Op-Ed: Tufts Facilities upper management takes corporate America stance, jeopardizing students, staff and workers

Editor’s Note: This letter was written by an anonymous Facilities employee who withheld their name out of concern for their job.

Tufts Facilities is deeply involved in major changes, changes which have their workers scratching their heads and sighing in frustration. Tufts Facilities has begun a new project involving its main facilities location on 520 Boston Avenue in Medford. This multi-step renovation will be addressing some issues with insulation in the building that need to be addressed. However, this is not the issue that has employees questioning motives.

Currently, “520” houses many different operations to aid with facilities as well as offices; along with a lunchroom for the trades, a carpenter shop, a paint shop and stock room used by carpenters, maintenance mechanics and electricians. However, along with the construction to upgrade the perimeter of the building come changes that don’t seem to make sense at all. The carpenter shop as well as the stock room is going to be reduced to a fraction of its size so more office space can be made. Exits will be relocated, making entrance and exit difficult, and the paint shop is being removed altogether. These changes are being made so upper management can hire more managers and continue to implement their corporate America approach.

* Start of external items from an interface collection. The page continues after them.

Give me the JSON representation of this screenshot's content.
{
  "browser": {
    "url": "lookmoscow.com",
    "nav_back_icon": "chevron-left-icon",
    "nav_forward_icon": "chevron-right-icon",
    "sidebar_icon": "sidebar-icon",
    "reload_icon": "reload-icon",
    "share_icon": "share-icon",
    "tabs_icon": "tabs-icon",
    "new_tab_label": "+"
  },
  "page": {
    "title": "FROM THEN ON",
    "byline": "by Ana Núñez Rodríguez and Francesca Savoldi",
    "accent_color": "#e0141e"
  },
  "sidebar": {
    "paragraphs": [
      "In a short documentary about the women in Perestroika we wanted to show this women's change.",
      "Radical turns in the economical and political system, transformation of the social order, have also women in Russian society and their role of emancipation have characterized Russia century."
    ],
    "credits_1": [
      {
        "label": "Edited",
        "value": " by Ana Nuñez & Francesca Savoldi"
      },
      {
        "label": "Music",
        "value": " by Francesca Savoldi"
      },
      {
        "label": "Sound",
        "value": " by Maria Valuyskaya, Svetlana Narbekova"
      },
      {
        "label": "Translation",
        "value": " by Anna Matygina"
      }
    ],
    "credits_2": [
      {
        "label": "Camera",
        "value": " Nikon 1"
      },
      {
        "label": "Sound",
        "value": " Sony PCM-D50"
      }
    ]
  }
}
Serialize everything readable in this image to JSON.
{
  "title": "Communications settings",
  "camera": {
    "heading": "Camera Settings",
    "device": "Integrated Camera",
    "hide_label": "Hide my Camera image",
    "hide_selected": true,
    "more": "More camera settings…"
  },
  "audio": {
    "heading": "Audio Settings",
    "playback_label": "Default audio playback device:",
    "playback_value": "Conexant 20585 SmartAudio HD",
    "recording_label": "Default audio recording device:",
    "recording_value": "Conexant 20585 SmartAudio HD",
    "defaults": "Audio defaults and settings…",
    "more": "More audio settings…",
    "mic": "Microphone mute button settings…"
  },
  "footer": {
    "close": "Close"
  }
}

As Tufts continues to add state-of-the-art building after building, the demand for maintenance increases, causing more of a need of a stable facility building to make necessary repairs and make them fast. By taking all these spaces away, you don’t provide any solution for repair space and a sufficient stock room to house materials for repair. Management has commented by saying we can use satellite shops throughout campus to aid in repairs. However, by doing so, you’re taking away our nucleus, and every facility needs a main hub to operate efficiently. Workers can’t provide repairs with just satellite shops alone. A main shop is a must. Colleges such as Boston University, Northeastern and Boston College all acknowledge the importance of central facilities and have a main building to house facilities for these reasons. Tufts Facilities has over 170 buildings to maintain, and these new changes will only slow down the efficiency of completing work orders submitted by students and faculty.

These senseless changes affect all students and staff greatly because they only delay the response and completion time of work orders. Students who are already frustrated with slow response times due to work overload amongst workers should be ready for things to get even worse, and slower. Students need to know that their frustration is shared by the workers. But the problem lies with upper management. Facility workers have been desperately trying to become more efficient for the students and staff for years, but no help has been offered by upper management to work with them to make this happen. Instead, they do the opposite and focus their time and money on “Legacy” projects so when they retire they can showcase what they did. Tufts Management — who once embraced the community, students, and the environment — has now drastically changed and has followed suit with the rest of corporate America, only caring about the bottom line and not students, staff and its workers’ needs. They care more about raising the tuition on the students and dumping money into “legacy” projects than giving their own workers a home. Tufts workers who once felt valued and important now have begun looking for new jobs, because this careless approach gives them no other option.

As MBTA continues building a College Avenue stop for their Green Line, with current plans to demolish the facilities grounds building and build a new academic building in its place, major issues arise. First, where do you put these 25-plus grounds employees? Secondly, where do all the vehicles go?

Where else: 520 Boston Avenue. The same 520 Boston Avenue that will be having its shop space cut in more than half. The “master” plan is to stuff over 55 facilities and grounds workers in the same tiny building and simply hope for the best, with no concrete plan moving forward. Anyone who works in the vicinity of 520 or 574 Boston Avenue knows already that there is little to no parking currently. What will it be like once all of these additional workers arrive? Where will everyone go? It is hard enough to find a parking space now after 8 a.m., so good luck to any staff workers that arrive here on a nine to five schedule. Faculty workers arrive early so all the parking will be gone by the time 9 to 5ers show up. When upper management was asked these questions, most of them were speechless, and the only answer that was provided was that we could use campus parking garages. Not a bad idea, but the only issue with this is that facility vehicles don’t fit in these garages due to low overheard clearances.

At this point, the message is loud and clear to the facilities workers. Upper management simply doesn’t care for the conditions their workers have to endure moving forward. There are no future plans to build or provide facilities with a main hub that can house all comfortably and enable its workers to efficiently go about their day in aiding students and staff. They simply don’t care about students’ needs as long as they get their tuition money to help aid with their corporate plans. Instead, they keep hiring more of their friends to build on their greedy corporate model. If upper management did care, then they would be working together with their facility managers and workers in hopes of providing solutions that benefit everyone involved, rather that going about things unplanned with vague answers. Facilities workers are well aware that if management does have a plan for the future, the works and needs of the students and staff simply aren’t a part of it.